▼
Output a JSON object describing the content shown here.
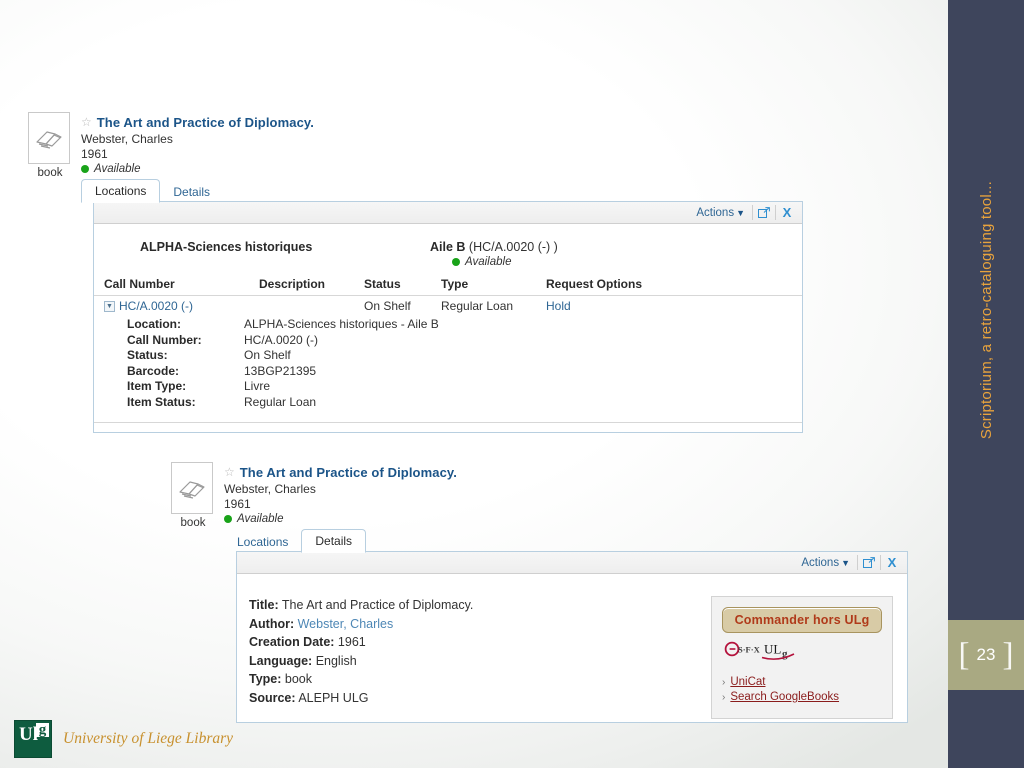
{
  "slide": {
    "vertical_title": "Scriptorium, a retro-cataloguing tool...",
    "page_number": "23",
    "bracket_left": "[",
    "bracket_right": "]",
    "footer_text": "University of Liege Library",
    "logo_letters": {
      "ul": "Ul",
      "g": "g"
    },
    "colors": {
      "sidebar": "#3e455c",
      "page_box": "#a9a982",
      "accent_orange": "#e8a33d",
      "footer_gold": "#c8912f",
      "link_blue": "#2f6694",
      "title_blue": "#1b5488",
      "available_green": "#19a319",
      "order_button_text": "#b03a1a"
    }
  },
  "record": {
    "thumb_label": "book",
    "thumb_icon": "open-book-icon",
    "star_icon": "star-outline-icon",
    "title": "The Art and Practice of Diplomacy.",
    "author": "Webster, Charles",
    "year": "1961",
    "availability": "Available"
  },
  "tabs": {
    "locations": "Locations",
    "details": "Details"
  },
  "toolbar": {
    "actions_label": "Actions",
    "chevron_icon": "chevron-down-icon",
    "popout_icon": "external-link-icon",
    "close_icon": "close-x-icon",
    "close_label": "X"
  },
  "locations_panel": {
    "library": "ALPHA-Sciences historiques",
    "wing_label": "Aile B",
    "wing_callno": "(HC/A.0020 (-) )",
    "wing_availability": "Available",
    "columns": [
      "Call Number",
      "Description",
      "Status",
      "Type",
      "Request Options"
    ],
    "row": {
      "expander_icon": "collapse-triangle-icon",
      "call_number": "HC/A.0020 (-)",
      "description": "",
      "status": "On Shelf",
      "type": "Regular Loan",
      "request_option": "Hold"
    },
    "item_details": [
      {
        "key": "Location:",
        "value": "ALPHA-Sciences historiques - Aile B"
      },
      {
        "key": "Call Number:",
        "value": "HC/A.0020 (-)"
      },
      {
        "key": "Status:",
        "value": "On Shelf"
      },
      {
        "key": "Barcode:",
        "value": "13BGP21395"
      },
      {
        "key": "Item Type:",
        "value": "Livre"
      },
      {
        "key": "Item Status:",
        "value": "Regular Loan"
      }
    ]
  },
  "details_panel": {
    "fields": [
      {
        "key": "Title:",
        "value": "The Art and Practice of Diplomacy.",
        "link": false
      },
      {
        "key": "Author:",
        "value": "Webster, Charles",
        "link": true
      },
      {
        "key": "Creation Date:",
        "value": "1961",
        "link": false
      },
      {
        "key": "Language:",
        "value": "English",
        "link": false
      },
      {
        "key": "Type:",
        "value": "book",
        "link": false
      },
      {
        "key": "Source:",
        "value": "ALEPH ULG",
        "link": false
      }
    ],
    "sidebar": {
      "order_button": "Commander hors ULg",
      "sfx_logo": "sfx-ulg-logo",
      "sfx_text": "S·F·X ULg",
      "links": [
        {
          "label": "UniCat"
        },
        {
          "label": "Search GoogleBooks"
        }
      ]
    }
  }
}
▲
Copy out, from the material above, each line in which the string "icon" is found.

    "thumb_icon": "open-book-icon",
    "star_icon": "star-outline-icon",
    "chevron_icon": "chevron-down-icon",
    "popout_icon": "external-link-icon",
    "close_icon": "close-x-icon",
      "expander_icon": "collapse-triangle-icon",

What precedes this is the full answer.